Climb up on the top of the ridge for another 500 vertical feet at which point you will enter the gully again north by northwest. Stay in the gully and pass through the narrow section known as The Hourglass. At 6300 feet the route curves to the east avoiding the west ridge. Here the terrain is steepest reaching a maximum of 60 degrees. Depending on the time of year, it may be a total snow climb all the way from the climbers camp or there might be some scrambling mixed in as well. The majority of the route as it follows gully's and chutes does not exceed 45 degrees. When we were there, it seemed like if in doubt, go to the right. Be sure to check this GPS record of the route by Gabriel Deal.
From the summit 360 degree views encompass many peaks in the heart of the Olympics and across the Puget Sound, the three large volcanoes Baker, Glacier, and Rainier. On a clear day, it's hard to find a more scenic summit in the Olympics.
From the South:
From Olympia, WA take Highway 101 north 37 miles north to Hoodsport. 13.5 miles further north turn left onto Hamma Hamma River Rd. Go west 9.5 miles to the Lena Lake Trailhead at 685 feet.
From the North:
Make sure the Hood Canal Bridge is open. Take the Edmonds ferry to Kingston. From Kingston follow Highway 104 through Port Gamble for a total of 46 miles until your reach Highway 101. Follow 101 south 37 to Hamma Hamma River Rd. Go west 9.5 miles to the Lena Lake Trailhead at 685 feet.
A Northwest Forest Pass is required at the trail head. Daily passes can be purchased with cash at the trail head for $5 a day.
If camping inside the Olympic National Forrest, back country permits are required. Depending on the time of the year, a camping reservation might also be necessary. The permits cost $5 + $2 per person per night. You can purchase them from the Wilderness Information Center in Port Angeles 360-565-3100

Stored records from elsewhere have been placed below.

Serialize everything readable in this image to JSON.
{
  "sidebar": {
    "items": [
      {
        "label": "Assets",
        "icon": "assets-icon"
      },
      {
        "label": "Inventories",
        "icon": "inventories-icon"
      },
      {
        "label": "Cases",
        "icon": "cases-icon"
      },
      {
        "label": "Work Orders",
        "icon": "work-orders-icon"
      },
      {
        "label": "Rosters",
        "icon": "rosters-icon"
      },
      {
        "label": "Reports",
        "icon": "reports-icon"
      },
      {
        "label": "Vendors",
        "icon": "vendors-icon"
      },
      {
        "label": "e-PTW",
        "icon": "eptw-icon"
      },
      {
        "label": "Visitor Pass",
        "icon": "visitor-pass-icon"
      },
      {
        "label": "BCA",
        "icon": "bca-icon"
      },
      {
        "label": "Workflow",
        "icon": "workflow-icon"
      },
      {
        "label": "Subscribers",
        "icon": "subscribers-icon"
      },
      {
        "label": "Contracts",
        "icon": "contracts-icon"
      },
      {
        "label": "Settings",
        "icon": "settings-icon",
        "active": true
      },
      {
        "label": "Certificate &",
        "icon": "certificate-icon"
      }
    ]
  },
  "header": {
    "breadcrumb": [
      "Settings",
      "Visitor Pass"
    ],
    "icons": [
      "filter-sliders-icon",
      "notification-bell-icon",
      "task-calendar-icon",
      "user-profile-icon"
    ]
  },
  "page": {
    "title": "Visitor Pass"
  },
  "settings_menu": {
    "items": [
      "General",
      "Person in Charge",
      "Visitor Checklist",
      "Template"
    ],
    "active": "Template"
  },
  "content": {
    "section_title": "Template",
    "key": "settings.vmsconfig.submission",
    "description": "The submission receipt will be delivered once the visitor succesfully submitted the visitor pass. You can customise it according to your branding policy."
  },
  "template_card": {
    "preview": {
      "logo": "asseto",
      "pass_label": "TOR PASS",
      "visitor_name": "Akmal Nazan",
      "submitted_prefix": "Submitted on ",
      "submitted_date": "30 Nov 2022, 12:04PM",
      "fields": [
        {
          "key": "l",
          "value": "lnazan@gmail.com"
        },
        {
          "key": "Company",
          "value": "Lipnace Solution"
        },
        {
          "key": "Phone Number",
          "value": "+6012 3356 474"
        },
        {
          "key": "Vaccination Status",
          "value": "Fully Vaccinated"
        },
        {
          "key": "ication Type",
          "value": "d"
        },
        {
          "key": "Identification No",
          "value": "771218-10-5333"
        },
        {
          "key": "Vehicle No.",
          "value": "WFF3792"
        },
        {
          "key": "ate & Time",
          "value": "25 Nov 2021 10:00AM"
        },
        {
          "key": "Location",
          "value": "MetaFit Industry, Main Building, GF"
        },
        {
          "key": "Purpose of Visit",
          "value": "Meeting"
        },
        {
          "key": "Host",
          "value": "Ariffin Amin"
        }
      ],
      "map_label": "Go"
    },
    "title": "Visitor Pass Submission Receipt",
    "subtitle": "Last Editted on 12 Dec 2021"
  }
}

Lena Lake is a very popular place to camp in the spring and summer. There are many suitable spots to choose from all along the north shore. There are even a few outhouses near camp sites on the lake. There is also smaller climbers camp at 3000 feet in the upper Valley of Silent Men. Follow the main trail to where it peters out next to the east fork of Lena Creek. Please don't leave your garbage in the woods. Pack it in and pack it out.
Here is a good route photograph that shows some details about the traverse. More information coming soon.